It may sound stupidly simple or a bit chauvinistic, but studies show women are better investors...so swallow your pride and hear what the experts are reporting, writes Felicity Glover of The National.
I am just going to come right out and say it: women are smarter investors than men. I can hear those overconfident boys in the back row sniggering already. I'm not saying it because I'm a woman; I'm saying it because I believe it is true.
Of course, it depends on the circumstances, but if both sexes have the same opportunity to invest, say in stocks, then it is the woman who has a better chance of coming out on top on profits.
But it's not just our investing nous that is putting men in the shade. Even our IQs outstrip our male counterparts, according to James Flynn, a renowned intelligence quotient expert.
Flynn, a researcher based in New Zealand, this month told Australia's ABC News that women had "closed the gap and even inched ahead in this battle of the intelligent sexes" for the first time in a century.
"Over the last 100 years, everyone in the developing world has been gaining about three IQ points, but women have been gaining faster," he told the government-owned broadcaster. "This is the result of modernity. In every country where women have an equal chance of modernity, women have caught men [in IQ results]."
But back to investing, and why we are better at it. According to a research report by Barclays Wealth and Ledbury Research, women make money from financial markets because they take fewer risks. Women also hold on to their stocks longer, rather than constantly trading or selling them in a panic, a trait often seen with men.
But here's what is interesting.
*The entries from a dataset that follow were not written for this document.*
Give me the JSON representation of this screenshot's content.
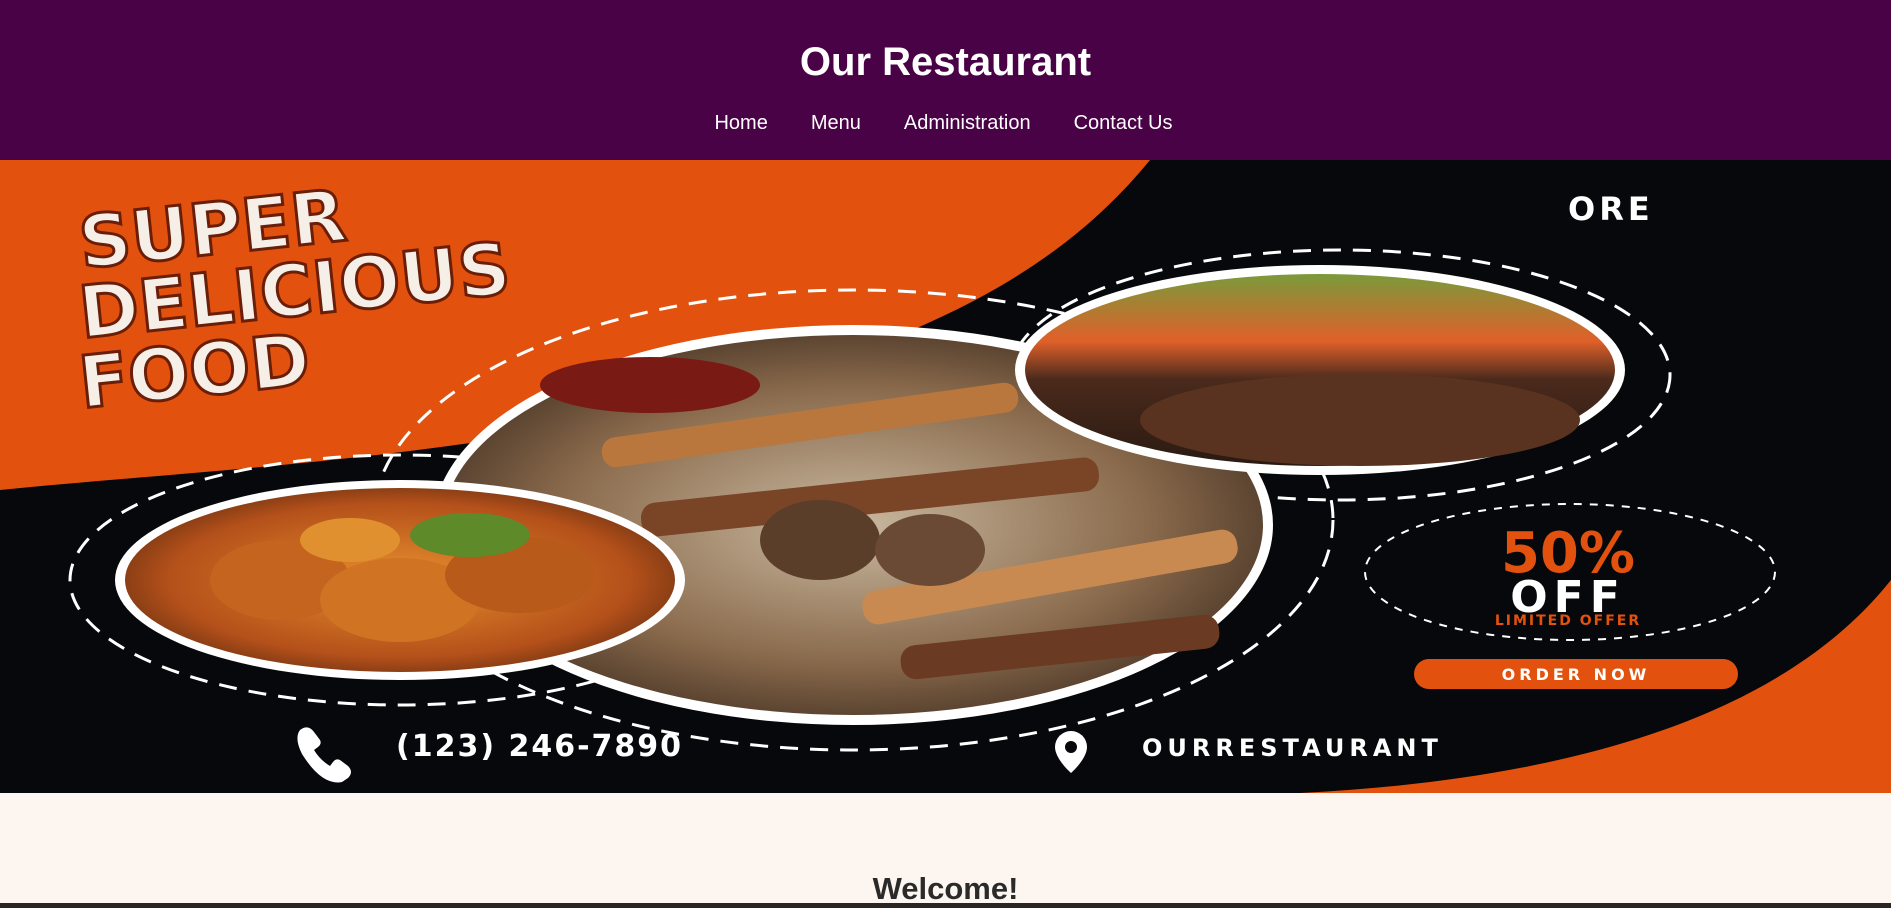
{
  "header": {
    "title": "Our Restaurant",
    "background": "#480245",
    "nav": [
      {
        "label": "Home"
      },
      {
        "label": "Menu"
      },
      {
        "label": "Administration"
      },
      {
        "label": "Contact Us"
      }
    ]
  },
  "hero": {
    "headline_line1": "SUPER",
    "headline_line2": "DELICIOUS",
    "headline_line3": "FOOD",
    "brand_partial": "ORE",
    "discount": "50%",
    "discount_word": "OFF",
    "offer_note": "LIMITED OFFER",
    "order_button": "ORDER NOW",
    "phone": "(123) 246-7890",
    "location": "OURRESTAURANT",
    "phone_icon": "phone-icon",
    "location_icon": "location-pin-icon",
    "accent_color": "#e2520e",
    "dark_color": "#06080b"
  },
  "welcome": {
    "heading": "Welcome!"
  }
}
The report says many women lack confidence and composure when it comes to investing, but they still manage to make bigger profits. "Women reported a greater desire for self-control in their approach to financial management," the report says.
"This relationship can be explained in part by lower composure in women; women are likely to get stressed more easily and their awareness partially accounts for their greater desire for financial discipline.
"However, it is men who actually have a greater need for discipline when it comes to investment management as they tend to be overconfident in investing, leading to lower returns."
I'm not the only one who thinks women are smart investors.
LouAnn Lofton, who works for The Motley Fool, an investing Web site based in London, is the author of Warren Buffett Invests Like a Girl And Why You Should Too. Clearly, she's a strong proponent of the staying power of women and their ability to grow their money.
She first saw the link between Buffett's investing prowess and that of women a few years ago. "The one trait shared by the 90% of the bad actors who got us into the financial crisis and global meltdown of 2008—and many of the Wall Street traders, short sellers, and analysts who panicked and made it worse—is a Y chromosome," she writes on The Motley Fool's Web site about her idea for the book.
"And the one high-profile investor who stood above the fray of this unruly, destructive crowd? None other than the man who launched my career in finance and changed my life—Warren Buffett. When the dust settled, there was no denying it: Warren Buffett invests like a girl."
Buffett invests like a girl because he spends time researching the companies he is investing in and keeps a long-term view on those investments he makes. As he is often quoted as saying: "Only buy something that you'd be perfectly happy to hold if the market shut down for ten years."
But if there's one trait Buffett doesn't share with women, it has to be that everybody listens to him. And why wouldn't they? He is, after all, the "Oracle of Omaha," and the world's third-richest man with an estimated fortune of $44 billion, according to Forbes magazine.
So if women are so successful when it comes to investing, why aren't we treated with the respect we deserve, especially from financial advisors? A study by the Family Wealth Advisors Council in the United States found both the "amount of wealth controlled by women and the rate at which it is increasing are extraordinary."
But the financial services industry continues to ignore them, the study says, despite the fact women in the US control 51%—or $14 trillion—in personal wealth, a figure that is expected to grow to $22 trillion within the next decade.
"Women are leading Fortune 500 corporations, winning top political posts and enjoying more career choices than ever before," the study says. "By 2030, women will control two thirds of the nation's wealth—a result of strong organic growth rates buoyed by trillions in generational and spousal transfers.
"Despite these significant inroads and potential opportunities, barriers remain—particularly in the financial services industry. Women of wealth are more dissatisfied with this industry than in anything else that affects their daily lives.
"They believe their gender is a key factor in the disrespect and condescension they have often experienced and the poor financial advice they have received."
But that's OK. We are doing pretty well on our own, anyway—more so because we invest like Buffett.